YouTube will remain a distinct, standalone brand, with the founders and all 67 employees remaining with the company.
Sequoia Capital was thought to be a key player in the deal. It owns about 30% of YouTube and was one of Google’s earliest investors. It still owns a bunch of Google stock and has a seat on the search giant’s board.
The speed of the deal, given its size, was incredible. Sources suggest that negotiations barely lasted a week. Google beat off competition from rivals such as News Corp, Yahoo and Viacom, to conclude the deal.
The deal is Google’s largest and mirrors the $5.7bn acquisition of Broadcast.com in the dotcom boom by Yahoo. Broadcast.com founder Mark Cuban recently said ‘only a moron would buy YouTube’.
Cuban’s comments seem to be intrinsically linked to the copyright issues that many thought would be the death of YouTube. But far from becoming ‘another Napster’, the company has overcome some initial problems with the world’s largest copyright owners.
In the past two months YouTube has forged deals with NBC, Universal Music Group, CBS, Sony BMG and Warner Music Group. More deals will surely follow.

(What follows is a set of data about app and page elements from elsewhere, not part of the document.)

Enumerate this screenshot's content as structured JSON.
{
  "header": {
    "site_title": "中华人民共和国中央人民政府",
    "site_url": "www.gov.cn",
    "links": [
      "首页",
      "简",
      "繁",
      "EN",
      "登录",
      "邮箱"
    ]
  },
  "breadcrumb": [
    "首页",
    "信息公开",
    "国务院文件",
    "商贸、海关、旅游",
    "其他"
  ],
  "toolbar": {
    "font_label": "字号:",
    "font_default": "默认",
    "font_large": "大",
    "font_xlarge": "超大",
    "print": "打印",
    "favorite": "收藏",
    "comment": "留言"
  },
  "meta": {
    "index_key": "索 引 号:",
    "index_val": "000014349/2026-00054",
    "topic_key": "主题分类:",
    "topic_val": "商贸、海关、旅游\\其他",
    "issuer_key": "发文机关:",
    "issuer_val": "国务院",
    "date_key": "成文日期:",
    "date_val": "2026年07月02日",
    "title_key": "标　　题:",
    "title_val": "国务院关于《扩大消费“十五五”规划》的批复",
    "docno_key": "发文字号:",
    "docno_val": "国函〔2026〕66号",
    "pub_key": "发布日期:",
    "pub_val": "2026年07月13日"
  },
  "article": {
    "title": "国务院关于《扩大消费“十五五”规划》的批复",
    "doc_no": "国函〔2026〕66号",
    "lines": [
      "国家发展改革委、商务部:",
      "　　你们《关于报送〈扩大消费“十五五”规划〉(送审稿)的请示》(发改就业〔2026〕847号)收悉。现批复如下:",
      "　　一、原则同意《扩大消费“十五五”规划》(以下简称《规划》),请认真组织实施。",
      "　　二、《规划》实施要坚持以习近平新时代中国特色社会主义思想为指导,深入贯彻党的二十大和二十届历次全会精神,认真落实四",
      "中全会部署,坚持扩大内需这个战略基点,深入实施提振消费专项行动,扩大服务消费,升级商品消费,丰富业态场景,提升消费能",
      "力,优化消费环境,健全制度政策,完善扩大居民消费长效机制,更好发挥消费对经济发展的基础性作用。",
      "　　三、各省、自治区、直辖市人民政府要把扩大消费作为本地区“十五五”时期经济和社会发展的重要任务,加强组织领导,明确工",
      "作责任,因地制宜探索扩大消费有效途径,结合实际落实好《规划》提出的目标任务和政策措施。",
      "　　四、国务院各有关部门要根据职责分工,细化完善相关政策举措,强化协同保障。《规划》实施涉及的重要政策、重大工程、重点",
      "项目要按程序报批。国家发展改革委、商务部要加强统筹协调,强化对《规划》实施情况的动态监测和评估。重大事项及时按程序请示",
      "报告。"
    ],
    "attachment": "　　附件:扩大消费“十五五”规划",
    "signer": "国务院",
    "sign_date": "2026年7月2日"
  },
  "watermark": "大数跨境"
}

The deals YouTube has brokered are all the more remarkable because less than a year ago the likes of NBC were locking horns with the company, over copyright violations.
But more recently the content owners have woken up to the fact that YouTube is a potentially fantastic marketing platform, and have decided to work with it, rather than against it. YouTube is creating channels for the likes of NBC, which will manage its own content, in part to guarantee quality.
YouTube has in a short space of time become the de facto destination for anybody looking for video online, despite some serious competition from the likes of Google and Yahoo. It was only a matter of time before the company was acquired.
Our congratulations to Chad Hurley and Steve Chen, YouTube’s founders, who only registered the company’s domain name as recently as February 2005, launched the site in beta form in May 2005, and less than 18 months later have sold out for megabucks to an internet heavyweight.
The YouTube founders have posted a hilariously giddy video on the site, where they explain what the deal means for the YouTube community before cracking up.
Smart move, Google.